Lieutenant General (Ret.) Hal Moore, the heroic commander portrayed by Mel Gibson in the movie “We Were Soldiers,” understood this principle well. In one of my favorite scenes, Moore is reading late at night in his study about what else? Failure. Specifically, the bloody defeat of the French at the hands of the Viet Minh, quickening the end of French rule in Indochina. Moore knew he would soon be neck deep in the Vietnam conflict and the lessons learned from the French failure would be of great value to him as he led his men into a similar environment.
At multiple points throughout the conflict, Moore has flashbacks to his previous studies and makes decisions based on what he had learned. In doing so he ensured that him and his men would not suffer the same fate as the French. Moore had already seen failure through the eyes of the French commanders a decade earlier, so he had no need to see it himself.

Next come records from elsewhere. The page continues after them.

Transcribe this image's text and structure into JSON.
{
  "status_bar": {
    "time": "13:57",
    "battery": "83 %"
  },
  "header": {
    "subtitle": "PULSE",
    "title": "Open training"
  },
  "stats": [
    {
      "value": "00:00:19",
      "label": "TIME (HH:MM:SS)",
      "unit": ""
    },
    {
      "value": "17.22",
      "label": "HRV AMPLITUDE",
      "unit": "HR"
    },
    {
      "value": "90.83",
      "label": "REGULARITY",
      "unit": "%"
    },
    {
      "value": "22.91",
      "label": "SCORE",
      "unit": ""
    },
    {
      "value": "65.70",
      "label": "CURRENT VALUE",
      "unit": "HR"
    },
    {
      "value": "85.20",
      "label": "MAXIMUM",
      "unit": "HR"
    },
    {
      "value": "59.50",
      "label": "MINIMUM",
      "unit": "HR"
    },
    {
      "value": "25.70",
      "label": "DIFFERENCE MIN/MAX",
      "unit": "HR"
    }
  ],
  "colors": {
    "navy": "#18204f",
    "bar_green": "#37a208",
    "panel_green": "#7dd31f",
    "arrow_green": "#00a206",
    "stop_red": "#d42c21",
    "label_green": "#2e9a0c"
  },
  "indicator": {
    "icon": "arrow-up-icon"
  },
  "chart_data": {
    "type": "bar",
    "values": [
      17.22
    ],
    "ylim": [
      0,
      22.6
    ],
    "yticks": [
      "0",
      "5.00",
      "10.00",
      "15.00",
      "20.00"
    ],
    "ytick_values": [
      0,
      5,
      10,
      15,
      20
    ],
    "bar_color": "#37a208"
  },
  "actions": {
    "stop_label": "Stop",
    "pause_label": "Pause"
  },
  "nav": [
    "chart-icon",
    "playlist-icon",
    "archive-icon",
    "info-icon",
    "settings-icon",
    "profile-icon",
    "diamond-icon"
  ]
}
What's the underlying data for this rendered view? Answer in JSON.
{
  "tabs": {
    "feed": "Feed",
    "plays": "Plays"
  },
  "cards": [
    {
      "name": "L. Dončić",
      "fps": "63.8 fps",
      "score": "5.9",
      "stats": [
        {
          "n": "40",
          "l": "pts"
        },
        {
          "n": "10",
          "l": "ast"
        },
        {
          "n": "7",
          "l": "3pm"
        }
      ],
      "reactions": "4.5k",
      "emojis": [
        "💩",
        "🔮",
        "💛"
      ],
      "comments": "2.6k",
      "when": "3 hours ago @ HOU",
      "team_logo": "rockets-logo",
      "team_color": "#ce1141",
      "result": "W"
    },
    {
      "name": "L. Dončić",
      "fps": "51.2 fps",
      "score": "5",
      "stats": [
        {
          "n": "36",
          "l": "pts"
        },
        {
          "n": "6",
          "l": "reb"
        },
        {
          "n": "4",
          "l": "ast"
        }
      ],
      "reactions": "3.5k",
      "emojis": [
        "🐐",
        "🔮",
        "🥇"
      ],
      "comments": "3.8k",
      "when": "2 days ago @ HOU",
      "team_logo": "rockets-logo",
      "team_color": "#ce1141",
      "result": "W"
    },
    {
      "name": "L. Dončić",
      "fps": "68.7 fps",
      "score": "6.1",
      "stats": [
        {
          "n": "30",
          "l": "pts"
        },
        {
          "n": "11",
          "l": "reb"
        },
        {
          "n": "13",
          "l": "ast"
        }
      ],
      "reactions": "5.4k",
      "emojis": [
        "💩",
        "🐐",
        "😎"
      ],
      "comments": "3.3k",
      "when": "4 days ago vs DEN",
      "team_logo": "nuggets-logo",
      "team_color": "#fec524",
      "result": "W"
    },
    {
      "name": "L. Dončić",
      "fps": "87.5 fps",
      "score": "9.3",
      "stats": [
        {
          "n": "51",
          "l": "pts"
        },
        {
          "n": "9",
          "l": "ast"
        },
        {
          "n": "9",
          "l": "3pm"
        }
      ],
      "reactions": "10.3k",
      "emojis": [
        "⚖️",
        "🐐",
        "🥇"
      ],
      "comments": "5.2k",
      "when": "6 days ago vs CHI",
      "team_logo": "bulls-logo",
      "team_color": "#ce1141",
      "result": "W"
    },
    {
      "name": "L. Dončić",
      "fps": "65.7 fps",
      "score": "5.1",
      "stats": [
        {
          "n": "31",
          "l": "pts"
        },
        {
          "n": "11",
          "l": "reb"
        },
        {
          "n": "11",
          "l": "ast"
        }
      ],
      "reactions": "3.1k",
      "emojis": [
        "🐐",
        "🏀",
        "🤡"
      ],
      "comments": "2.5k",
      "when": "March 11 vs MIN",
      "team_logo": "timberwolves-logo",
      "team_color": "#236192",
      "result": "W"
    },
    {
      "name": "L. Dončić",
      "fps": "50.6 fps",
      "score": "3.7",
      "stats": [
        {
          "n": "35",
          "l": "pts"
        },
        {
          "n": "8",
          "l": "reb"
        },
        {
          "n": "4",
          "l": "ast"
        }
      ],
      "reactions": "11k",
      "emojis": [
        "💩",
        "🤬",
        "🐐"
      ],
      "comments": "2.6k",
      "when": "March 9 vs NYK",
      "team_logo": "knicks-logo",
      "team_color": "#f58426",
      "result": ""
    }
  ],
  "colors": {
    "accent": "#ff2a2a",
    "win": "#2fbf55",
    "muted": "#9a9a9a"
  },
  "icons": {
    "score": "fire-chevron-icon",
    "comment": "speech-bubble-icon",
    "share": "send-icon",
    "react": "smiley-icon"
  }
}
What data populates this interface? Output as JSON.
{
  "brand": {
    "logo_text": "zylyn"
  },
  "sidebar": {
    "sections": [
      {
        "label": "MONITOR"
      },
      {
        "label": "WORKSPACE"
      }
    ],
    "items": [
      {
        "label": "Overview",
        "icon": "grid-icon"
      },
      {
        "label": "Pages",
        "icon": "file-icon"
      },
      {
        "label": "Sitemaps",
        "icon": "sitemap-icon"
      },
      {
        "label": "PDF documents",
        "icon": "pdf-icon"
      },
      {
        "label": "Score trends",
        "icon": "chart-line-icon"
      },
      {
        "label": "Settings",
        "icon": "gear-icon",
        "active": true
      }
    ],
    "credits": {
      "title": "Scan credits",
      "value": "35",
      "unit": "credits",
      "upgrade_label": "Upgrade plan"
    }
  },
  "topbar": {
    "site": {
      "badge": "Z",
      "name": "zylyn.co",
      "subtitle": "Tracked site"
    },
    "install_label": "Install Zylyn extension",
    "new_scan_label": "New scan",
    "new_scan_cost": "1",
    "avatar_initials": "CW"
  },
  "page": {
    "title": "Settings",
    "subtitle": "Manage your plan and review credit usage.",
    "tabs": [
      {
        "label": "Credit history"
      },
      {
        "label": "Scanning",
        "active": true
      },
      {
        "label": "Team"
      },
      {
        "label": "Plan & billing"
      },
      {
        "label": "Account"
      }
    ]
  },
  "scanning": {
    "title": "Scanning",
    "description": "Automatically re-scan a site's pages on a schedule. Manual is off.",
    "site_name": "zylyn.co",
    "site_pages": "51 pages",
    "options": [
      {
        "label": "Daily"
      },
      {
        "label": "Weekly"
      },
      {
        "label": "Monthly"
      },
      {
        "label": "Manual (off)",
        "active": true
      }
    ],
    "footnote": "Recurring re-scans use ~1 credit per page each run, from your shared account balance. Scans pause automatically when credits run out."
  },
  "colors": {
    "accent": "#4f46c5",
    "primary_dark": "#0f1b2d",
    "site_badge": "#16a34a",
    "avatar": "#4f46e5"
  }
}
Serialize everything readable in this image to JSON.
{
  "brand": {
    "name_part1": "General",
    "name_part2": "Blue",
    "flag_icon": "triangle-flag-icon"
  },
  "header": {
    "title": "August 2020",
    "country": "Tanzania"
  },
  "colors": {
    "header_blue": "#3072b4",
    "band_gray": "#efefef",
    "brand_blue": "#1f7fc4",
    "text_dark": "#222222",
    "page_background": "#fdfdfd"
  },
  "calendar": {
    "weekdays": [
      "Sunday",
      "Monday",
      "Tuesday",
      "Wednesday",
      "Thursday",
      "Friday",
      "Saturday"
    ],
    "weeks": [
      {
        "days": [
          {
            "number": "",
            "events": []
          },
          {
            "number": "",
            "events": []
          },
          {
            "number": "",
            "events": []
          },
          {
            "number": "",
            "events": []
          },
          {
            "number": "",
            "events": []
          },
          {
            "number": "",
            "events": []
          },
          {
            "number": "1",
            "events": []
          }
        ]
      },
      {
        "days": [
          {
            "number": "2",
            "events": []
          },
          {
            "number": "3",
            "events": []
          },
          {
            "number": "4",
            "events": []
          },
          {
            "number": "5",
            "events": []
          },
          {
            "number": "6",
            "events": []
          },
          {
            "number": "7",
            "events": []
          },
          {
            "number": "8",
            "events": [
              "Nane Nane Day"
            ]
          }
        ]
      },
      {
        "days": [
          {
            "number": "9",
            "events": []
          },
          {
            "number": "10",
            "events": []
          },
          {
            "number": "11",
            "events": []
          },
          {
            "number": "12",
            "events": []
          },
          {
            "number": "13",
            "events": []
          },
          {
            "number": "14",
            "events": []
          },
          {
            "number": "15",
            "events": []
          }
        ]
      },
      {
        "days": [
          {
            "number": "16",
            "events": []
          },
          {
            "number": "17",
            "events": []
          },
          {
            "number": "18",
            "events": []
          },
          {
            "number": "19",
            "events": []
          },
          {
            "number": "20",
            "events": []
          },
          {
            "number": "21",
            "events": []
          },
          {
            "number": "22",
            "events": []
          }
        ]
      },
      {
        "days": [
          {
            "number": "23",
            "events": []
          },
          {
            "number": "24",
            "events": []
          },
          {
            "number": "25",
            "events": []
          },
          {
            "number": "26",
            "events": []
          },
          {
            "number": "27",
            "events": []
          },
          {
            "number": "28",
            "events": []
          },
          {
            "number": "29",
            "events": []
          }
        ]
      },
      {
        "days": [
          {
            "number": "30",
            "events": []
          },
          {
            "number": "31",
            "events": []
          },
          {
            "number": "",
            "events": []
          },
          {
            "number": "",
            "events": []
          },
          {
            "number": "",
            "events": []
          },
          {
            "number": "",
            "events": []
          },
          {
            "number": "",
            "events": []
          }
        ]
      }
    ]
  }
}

Failure is always the result of something else. If you look at almost every famous failure throughout history you will see a chain of seemingly insignificant events, a destruction chain that had may chances of being broken along the way, but ultimately grew unchecked until judgment day.
Check out some of the factors at play in the Columbia disaster which killed 7 astronauts, destroyed $4billion of spacecraft and left debris scattered over 2000 sq miles of Texas:
From the American Institute of Chemical Engineers, see full presentation here
- Insulating foam separates from external tank 81 seconds after lift-off
- Foam strikes underside of left wing, breaches thermal protection system (TPS) tiles
- Superheated air enters wing during re-entry, melting aluminum struts
- Aerodynamic stresses destroy weakened wing
Flawed Decision Process:
- Foam strike detected in launch videos on Day 2
- Engineers requested inspection by crew or remote photo imagery to check for damage
- Mission managers discounted foam strike significance
- No actions were taken to confirm shuttle integrity or prepare contingency plans
You may be asking, “Why did the mission managers not feel the foam strike was a significant enough issue to warrant a new plan?”
Easy, foam shedding had come to be viewed as normal because it had occurred on so many missions before. This in spite of the fact that a Ground System manual stated, “…No debris shall emanate from the critical zone of the External Tank on the launch pad or during ascent…” The unspoken doctrine became, “Foam shedding hasn’t hurt us before, so why should we expect it to in the future.”
All this and we haven’t even looked at the issues with budget cuts and haphazard safety inspections. What am I getting at? The Columbia disaster did not happen on re-entry, it happened over many years as deviations became normalized and a culture was produced that viewed non-failure as success. The disaster chain could have been broken many times along the way, but it was not.
By studying why things fail we get a chance to see our own flaws, weaknesses and blind spots before they become a long and complex destruction chain. If we can do this we then free ourselves to focus on the intricacies of success in a much more realistic context.
Failure happens whether we like it or not. Those who deny it’s existence and pretend that happy thoughts and a few self-help books will give them a free ticket to success soon discover that we live in a fallen world. By confronting and studying failure at every step we don’t fall victim to it as easily. And if we’re thinking about it and planning accordingly, it ceases to have the same power over us. So, one last time, let’s hear it for the losers.
“Why Most Things Fail” by Paul Ormerod
Lessons Learned From the Columbia Disaster, “Safety & Organizational Culture” American Institute of Chemical Engineers. 2005